Most people working from home say that taking breaks is what helps them most to be productive, an Airtasker study shows. While it may seem counterintuitive, stepping away from your laptop for a while can be the best idea when you feel stuck.
Having worked out of my apartment for almost 10 years, I know that feeling all too well. Although I try my best to push through, I know it’s time for a break when I’ve spent 15 minutes writing one sentence – and then deleted it.
My go-to antidotes for moments like that? Here are the top 3:
- Letting the dog walk me wherever he wants. Inevitably, we end up at the pond behind our house and stare at the geese for a while.
- Cooking a fresh, light meal (that won’t put me to sleep) and talking to my husband.
- Doing an intense 30-minute workout – a combo of Pilates and cardio dance aerobic. Once I shower and make myself another cup of coffee, those sentences start writing themselves.
I wanted to know how other people decompress during – or after – their work hours, so I reached out to my colleagues and peers from ZeroBounce, eSputnik, Wholesome Commerce, and Helpjuice.
Here’s what they told me.
Anca Vasile, ZeroBounce: “This is the most relaxing part of my breaks.”
“Since I started working remotely, I pay more attention to my environment. I like the light of the sun very much, so when I work, the room must be bright and fresh.
Sometimes I’ll buy flowers. I like to create a cozy and pleasant ambience to work in.
Usually, I take a short break every hour. Sometimes I eat, or I do little things around the house, like watering the plants. Also, my Chihuahua needs a lot of affection, so I make time to play with him. This is the most relaxing and enjoyable part of my breaks. Those small moments of peace and fun help me focus once I get back to my laptop.
Remote work has made me more productive. Even if I work more, I can’t complain about it since I’m happy in my home office. This is probably the reason why my job seems easy to me – it’s the benefit of working remotely.
Once my work day is over, I either watch a movie or go for a walk in the park. Walking outside helps me clear my mind, so sometimes I walk eight kilometers a day.
On shorter work days, I love to cook in the evening, go to a massage or spend time with my best friends. It’s the little things that give us the most energy, so we can return to work with renewed enthusiasm.”
— Anca Vasile, Customer Support Trainer at ZeroBounce
Euheniy Zayats , eSputnik: “I try to do at least 60 minutes outside.”
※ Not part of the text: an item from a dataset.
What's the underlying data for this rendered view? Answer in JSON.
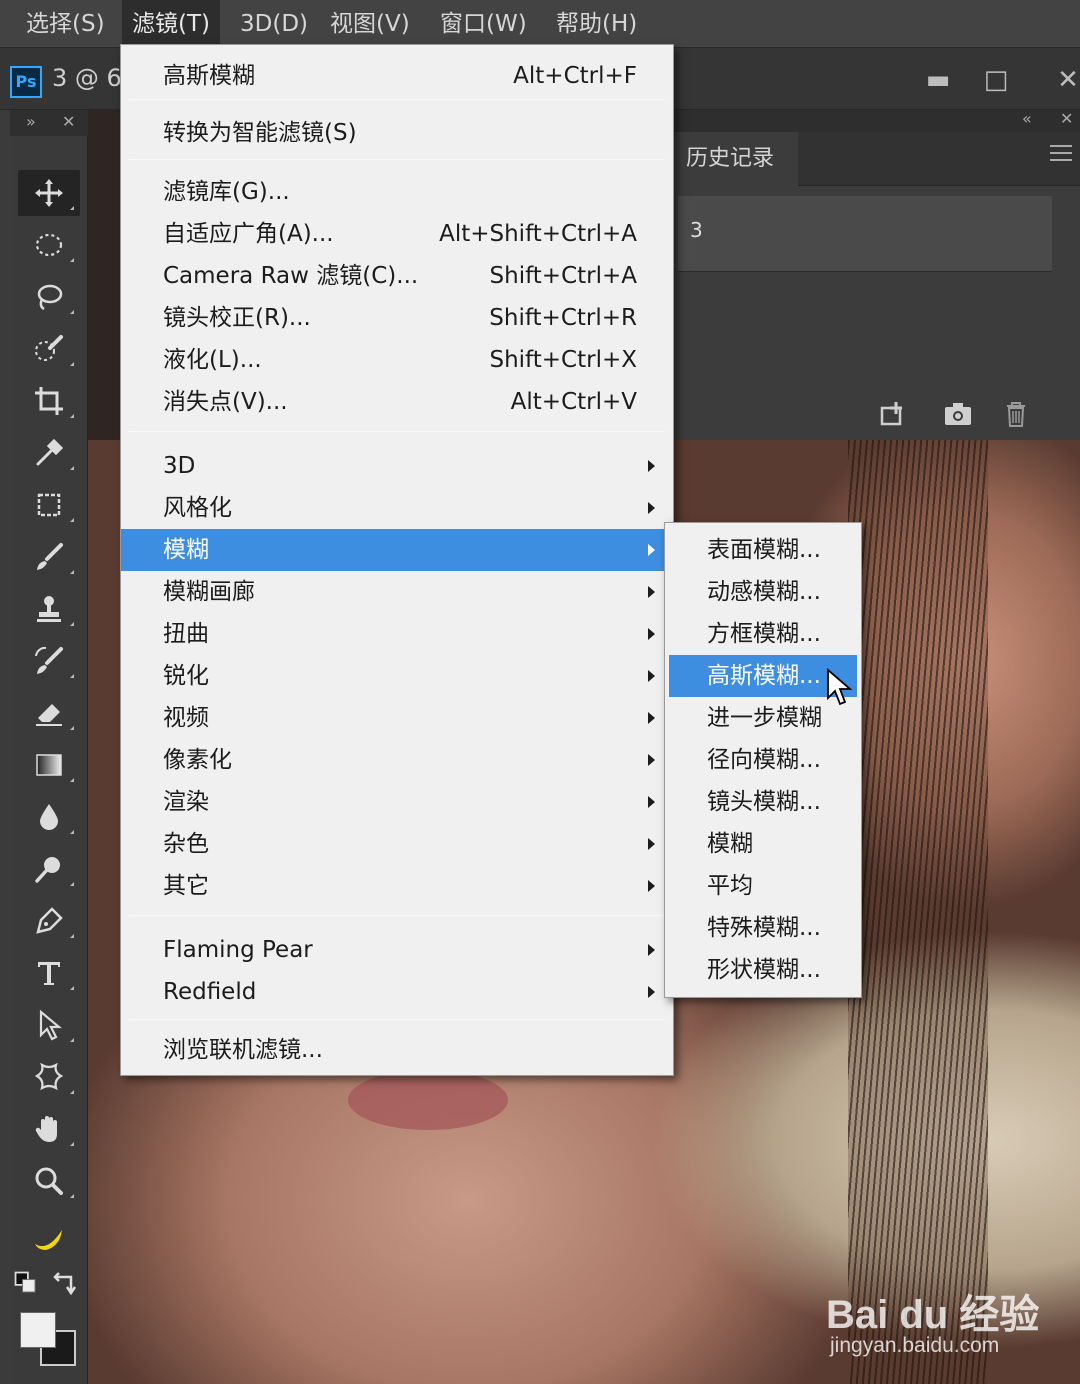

“My performance when working remotely is rooted in sticking to regular hours and a set routine. Although work from home gives a great deal of flexibility, I haven’t changed my work schedule much.
Mornings remain a time for team meetings and communication with partners. A lunch break is for a walk to refuel myself a bit.
And typically, I try to do at least 60 minutes outside. After-lunch hours are for studying reports and strategy planning. And evenings are for family and friends.
At the weekend, I also dedicate some time to what can be described as work-related issues. But it’s mostly self-education and training, so I see it as an investment in my development rather than overworking.
Such a schedule helps me maintain a healthy work-life balance and avoid
attention drifting at work hours.”
— Euheniy Zayats, Chief Marketing Officer at eSputnik
Qhubekani Nyathi, Wholesome Commerce: “I do stretch exercises indoors.”
“Staying productive and keeping your focus when working from home can be a challenge.
I’m fortunate enough to live on the edge of a bushy area. My favorite way to disconnect and recharge my batteries is by taking a walk to a dam close by.
As I step out into the wild, the cool breeze hugs me. I enjoy the relaxing atmosphere of being one with nature as I listen to the occasional chirps of various bird species that break the calming silence.
I gaze in awe as ducks frolic in the water, gliding in effortless amusement. Taking all this in and breathing the fresh outdoor air is therapeutic and wipes away all the tension of a strained mind. When I get back to my desk, I resume on a clean slate and can concentrate better.
I reserve walks for hour-long breaks in the afternoon after a protracted session of work.
Before noon, I work in intense forty-minute spells. In between the segments, I do stretch exercises indoors to break the high-pressure working cycle. This keeps me fresh, so I push on with renewed energy.”
— Qhubekani Nyathi, SEO Copywriter at Wholesome Commerce
Josh Brown, Helpjuice: “The key for me is to try to be mindful.”
“My favorite way to disconnect when working from home is to do things that I enjoy, like playing with my daughter, going on runs with my dog, or doing Brazilian jiu-jitsu.
The key for me is to try to be mindful when doing these activities so that I stay in the moment of what I’m doing as opposed to thinking about work.
I don’t have a set schedule for how often I take breaks. Instead, I prefer to let my mental state and productivity guide me.
There are days where I’m super focused and can easily go 8+ hours without a break. Then, there are days where I may be less focused and require several breaks to stay motivated and on task while being productive.”